• **EXERCISE INSTRUCTIONS**:
When you reproduce the entries below, keep each one exact and drop any pictures.

── GIVEN DATA

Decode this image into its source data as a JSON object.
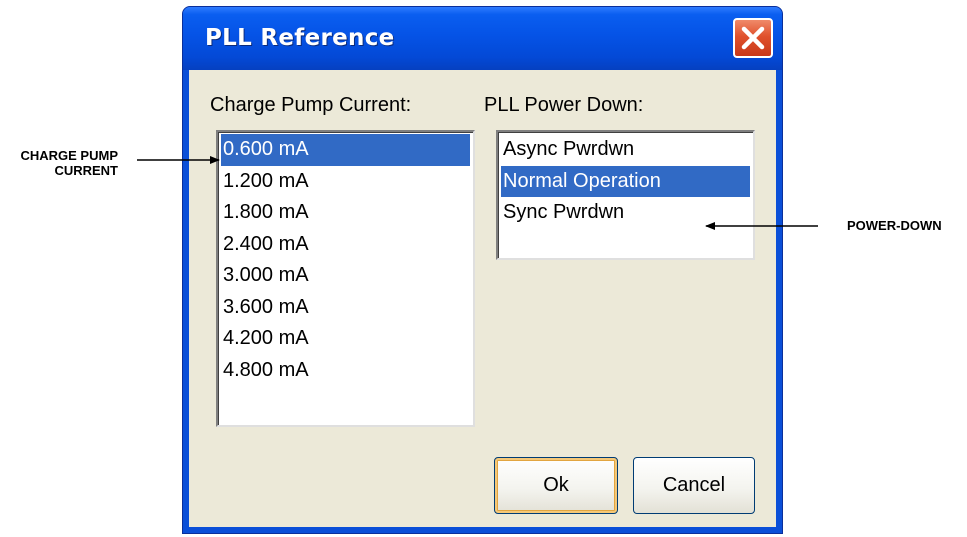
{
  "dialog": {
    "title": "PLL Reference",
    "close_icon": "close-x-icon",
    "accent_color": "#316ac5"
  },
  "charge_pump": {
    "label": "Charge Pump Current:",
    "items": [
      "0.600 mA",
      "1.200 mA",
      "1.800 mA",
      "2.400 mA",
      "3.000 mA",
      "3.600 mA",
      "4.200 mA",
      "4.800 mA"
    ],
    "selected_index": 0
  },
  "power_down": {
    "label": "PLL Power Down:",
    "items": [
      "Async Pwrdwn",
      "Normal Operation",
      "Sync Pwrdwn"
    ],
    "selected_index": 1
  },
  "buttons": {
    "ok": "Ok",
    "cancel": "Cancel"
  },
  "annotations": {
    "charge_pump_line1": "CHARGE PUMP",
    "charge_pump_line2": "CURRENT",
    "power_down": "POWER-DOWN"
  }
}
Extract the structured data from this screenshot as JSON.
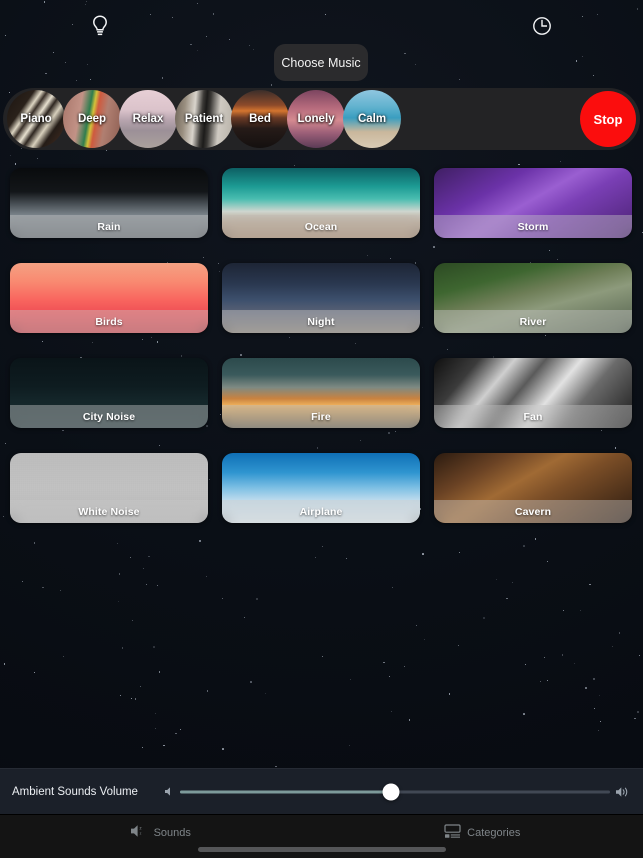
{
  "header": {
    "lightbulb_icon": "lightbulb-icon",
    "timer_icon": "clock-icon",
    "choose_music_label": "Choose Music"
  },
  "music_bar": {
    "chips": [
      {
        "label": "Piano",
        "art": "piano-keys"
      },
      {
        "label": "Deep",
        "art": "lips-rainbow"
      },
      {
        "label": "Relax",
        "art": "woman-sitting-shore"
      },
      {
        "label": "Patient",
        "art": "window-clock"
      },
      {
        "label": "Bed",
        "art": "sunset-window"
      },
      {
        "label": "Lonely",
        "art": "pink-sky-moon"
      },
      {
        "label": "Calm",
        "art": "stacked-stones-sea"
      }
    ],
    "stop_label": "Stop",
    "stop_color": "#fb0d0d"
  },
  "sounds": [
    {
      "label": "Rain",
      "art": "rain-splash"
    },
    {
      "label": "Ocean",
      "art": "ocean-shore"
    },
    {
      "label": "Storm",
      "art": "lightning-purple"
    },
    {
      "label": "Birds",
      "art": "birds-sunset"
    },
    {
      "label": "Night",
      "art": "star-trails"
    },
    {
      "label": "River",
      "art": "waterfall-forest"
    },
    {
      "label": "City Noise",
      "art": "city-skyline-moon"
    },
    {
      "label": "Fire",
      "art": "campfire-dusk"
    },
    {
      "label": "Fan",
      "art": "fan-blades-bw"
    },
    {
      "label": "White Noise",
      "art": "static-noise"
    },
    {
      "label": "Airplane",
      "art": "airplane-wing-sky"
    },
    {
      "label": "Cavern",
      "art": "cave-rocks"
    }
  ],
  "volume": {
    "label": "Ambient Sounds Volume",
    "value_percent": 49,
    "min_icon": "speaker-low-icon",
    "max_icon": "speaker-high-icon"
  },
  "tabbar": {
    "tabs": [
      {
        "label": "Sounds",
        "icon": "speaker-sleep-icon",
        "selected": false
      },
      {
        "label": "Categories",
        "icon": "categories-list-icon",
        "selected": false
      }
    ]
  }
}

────

• **ANSWER FOR THE TASK**:
Decode this image into its source data as a JSON object.
{
  "dialog": {
    "title": "PLL Reference",
    "close_icon": "close-x-icon",
    "accent_color": "#316ac5"
  },
  "charge_pump": {
    "label": "Charge Pump Current:",
    "items": [
      "0.600 mA",
      "1.200 mA",
      "1.800 mA",
      "2.400 mA",
      "3.000 mA",
      "3.600 mA",
      "4.200 mA",
      "4.800 mA"
    ],
    "selected_index": 0
  },
  "power_down": {
    "label": "PLL Power Down:",
    "items": [
      "Async Pwrdwn",
      "Normal Operation",
      "Sync Pwrdwn"
    ],
    "selected_index": 1
  },
  "buttons": {
    "ok": "Ok",
    "cancel": "Cancel"
  },
  "annotations": {
    "charge_pump_line1": "CHARGE PUMP",
    "charge_pump_line2": "CURRENT",
    "power_down": "POWER-DOWN"
  }
}
Extract the structured data from this screenshot as JSON.
{
  "header": {
    "lightbulb_icon": "lightbulb-icon",
    "timer_icon": "clock-icon",
    "choose_music_label": "Choose Music"
  },
  "music_bar": {
    "chips": [
      {
        "label": "Piano",
        "art": "piano-keys"
      },
      {
        "label": "Deep",
        "art": "lips-rainbow"
      },
      {
        "label": "Relax",
        "art": "woman-sitting-shore"
      },
      {
        "label": "Patient",
        "art": "window-clock"
      },
      {
        "label": "Bed",
        "art": "sunset-window"
      },
      {
        "label": "Lonely",
        "art": "pink-sky-moon"
      },
      {
        "label": "Calm",
        "art": "stacked-stones-sea"
      }
    ],
    "stop_label": "Stop",
    "stop_color": "#fb0d0d"
  },
  "sounds": [
    {
      "label": "Rain",
      "art": "rain-splash"
    },
    {
      "label": "Ocean",
      "art": "ocean-shore"
    },
    {
      "label": "Storm",
      "art": "lightning-purple"
    },
    {
      "label": "Birds",
      "art": "birds-sunset"
    },
    {
      "label": "Night",
      "art": "star-trails"
    },
    {
      "label": "River",
      "art": "waterfall-forest"
    },
    {
      "label": "City Noise",
      "art": "city-skyline-moon"
    },
    {
      "label": "Fire",
      "art": "campfire-dusk"
    },
    {
      "label": "Fan",
      "art": "fan-blades-bw"
    },
    {
      "label": "White Noise",
      "art": "static-noise"
    },
    {
      "label": "Airplane",
      "art": "airplane-wing-sky"
    },
    {
      "label": "Cavern",
      "art": "cave-rocks"
    }
  ],
  "volume": {
    "label": "Ambient Sounds Volume",
    "value_percent": 49,
    "min_icon": "speaker-low-icon",
    "max_icon": "speaker-high-icon"
  },
  "tabbar": {
    "tabs": [
      {
        "label": "Sounds",
        "icon": "speaker-sleep-icon",
        "selected": false
      },
      {
        "label": "Categories",
        "icon": "categories-list-icon",
        "selected": false
      }
    ]
  }
}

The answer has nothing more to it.